Bernie also bought a share of the NHL's Florida Panthers, started a South Florida steakhouse which folded and was most recently employed as vice president of the Cleveland Gladiators in the now-defunct Arena Football League.
Creditors in Bernie's bankruptcy filing include South Florida banks over shaky real estate, his ex-wife Babette ($3 million), Key Bank of Cleveland, the Cleveland Browns ($1.5 million), Cleveland Gladiators, and even the executive chef of his failed steakhouse.
How Bernie owes the Browns money is something we may never know.
Bernie, you were a legend in a city starved for heroes.
Thirteen years after you took your last snap from center, callers to sports talk radio in Cleveland still wanted you to be part of the Browns' management team.
But, in 2006, I heard you doing color commentary on a preseason Browns broadcast, and you sounded like you were trashed. Not merely under the influence, but trashed.

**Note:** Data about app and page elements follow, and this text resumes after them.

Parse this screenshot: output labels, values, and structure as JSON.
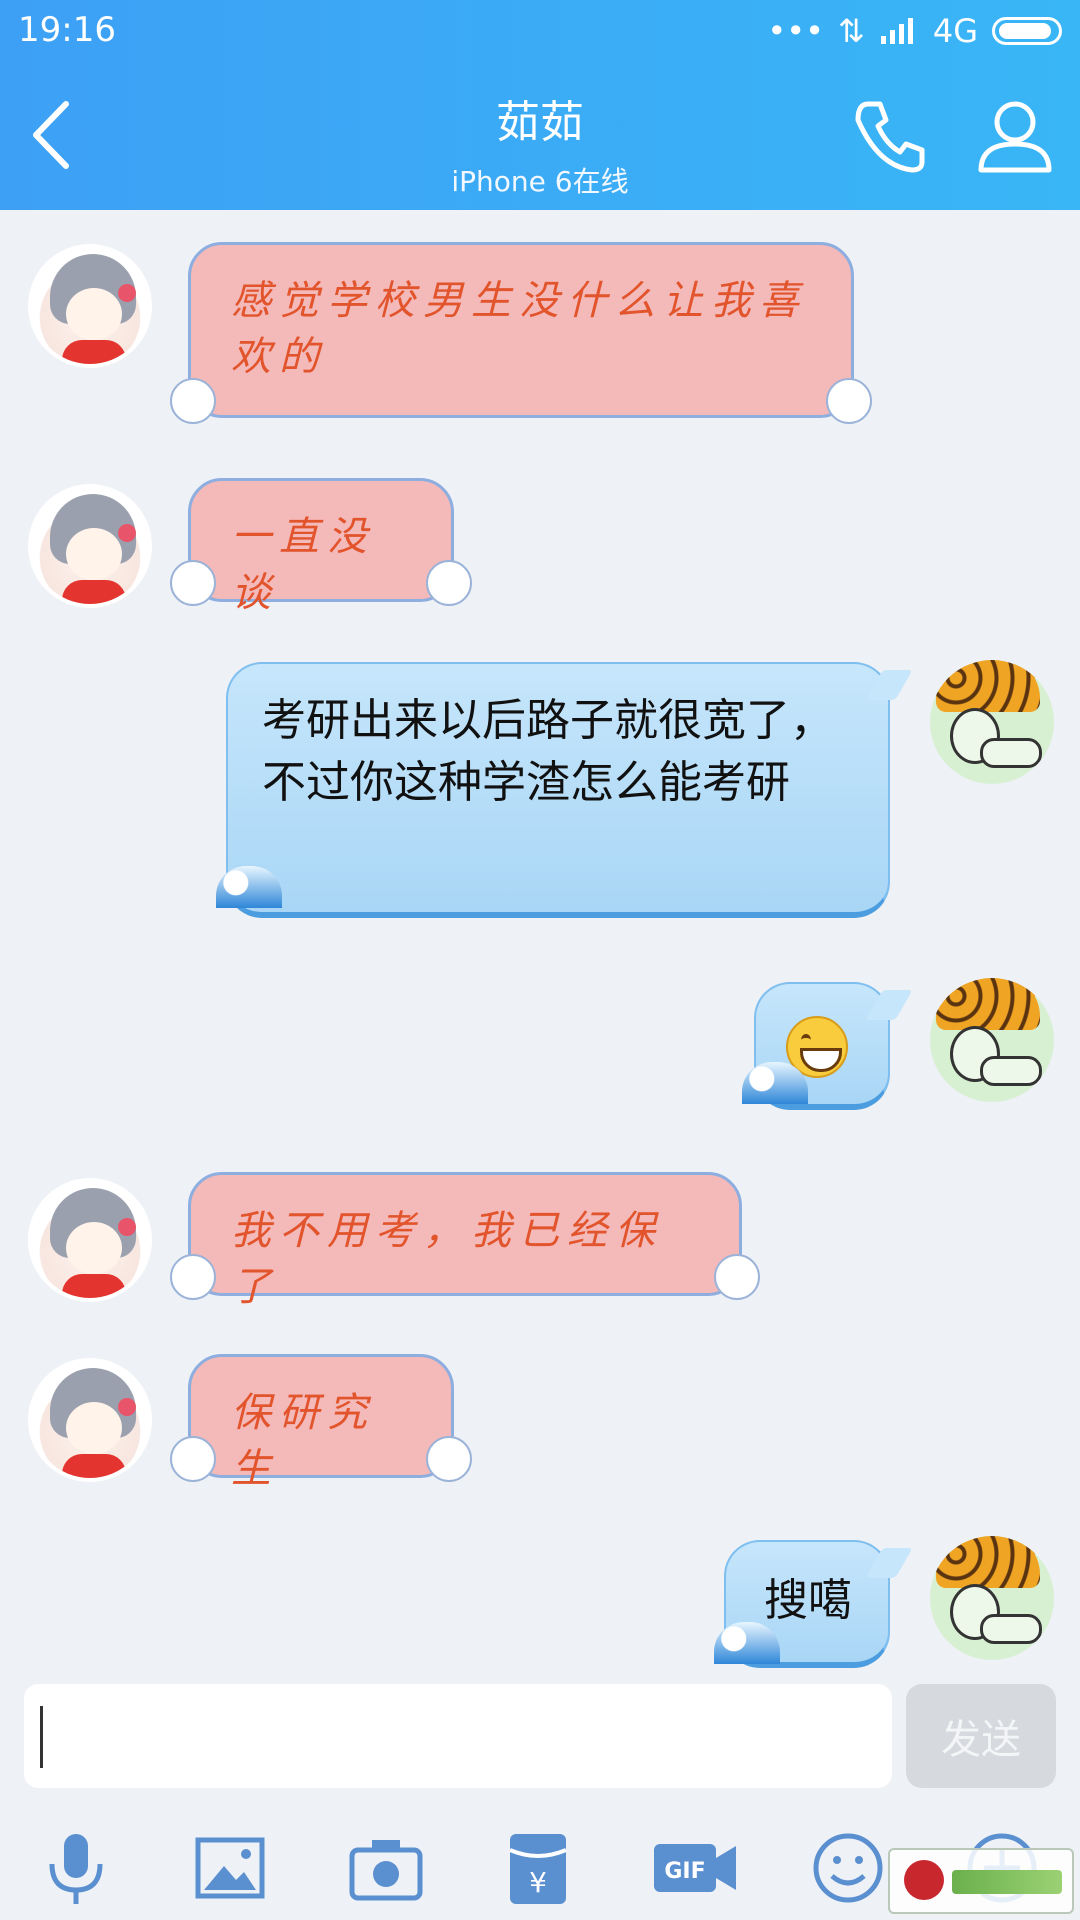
{
  "status_bar": {
    "time": "19:16",
    "network": "4G",
    "icons": [
      "more-dots-icon",
      "data-arrows-icon",
      "signal-icon",
      "battery-icon"
    ]
  },
  "header": {
    "title": "茹茹",
    "subtitle": "iPhone 6在线",
    "icons": [
      "back-icon",
      "phone-icon",
      "profile-icon"
    ]
  },
  "messages": [
    {
      "sender": "them",
      "text": "感觉学校男生没什么让我喜欢的"
    },
    {
      "sender": "them",
      "text": "一直没谈"
    },
    {
      "sender": "me",
      "text": "考研出来以后路子就很宽了，不过你这种学渣怎么能考研"
    },
    {
      "sender": "me",
      "emoji": "grinning-face"
    },
    {
      "sender": "them",
      "text": "我不用考，我已经保了"
    },
    {
      "sender": "them",
      "text": "保研究生"
    },
    {
      "sender": "me",
      "text": "搜噶"
    }
  ],
  "composer": {
    "input_value": "",
    "send_label": "发送"
  },
  "toolbar": [
    "microphone-icon",
    "image-icon",
    "camera-icon",
    "red-packet-icon",
    "gif-icon",
    "emoji-icon",
    "plus-icon"
  ],
  "colors": {
    "header_gradient_start": "#3da0f5",
    "header_gradient_end": "#39b6f6",
    "pink_bubble": "#f4b9b9",
    "pink_text": "#e2542c",
    "blue_bubble": "#bfe2fa",
    "background": "#eef1f6"
  }
}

To compound the offense, on that broadcast, you spent all of the available time you could sneak in advocating the election of arch-conservative Ken Blackwell for Ohio governor.
Bernie, I don't share your dual degrees from a prestigious private university, but I know better than to try and sell bright red in a deep blue market.
Maybe, sir, you weren't that smart after all. Maybe Wall Street wasn't, either.
Maybe none of us were. Who could have seen Florida having a real estate bust?
When 80,000 people packed Cleveland Municipal Stadium to see you hand off to Mack and Byner and throw to Slaughter, Newsome and Langhorne, the east bank of the Flats was the place to be.
Now, it's a ghost town.
In 1998, when the Browns' new ownership had yet to be named, fans residing in Fantasyland wished you would be the new owner, QB coach, head coach or (fill in the blank here).
Now, the main topic of your presence on any Cleveland broadcast is how trashed you looked or sounded, not what you had to say.
The only constant is change.
When you grew up in the suburbs of Youngstown rooting for the Browns and I grew up rooting for the same team in suburban Cleveland, Youngstown and Cleveland were still making steel, and Akron was still making tires.
Sir, I have no sympathy for you.
After your NFL career, you have advocated many of the policies that have put us in the mess we are in. You, having to file Chapter 11, are in the company of far better men and women than you.
I fear that our nation as a whole may suffer your fate.
In the boom times, it seemed that the party would never end. Now, we have engineers applying at Target.
Nonetheless, I cherish the memory of my old season tickets in the original Dawg Pound, and wish you the best.
Now, sir, put the Crown Royal away, use the brain that got you those dual degrees, and make us proud of you again.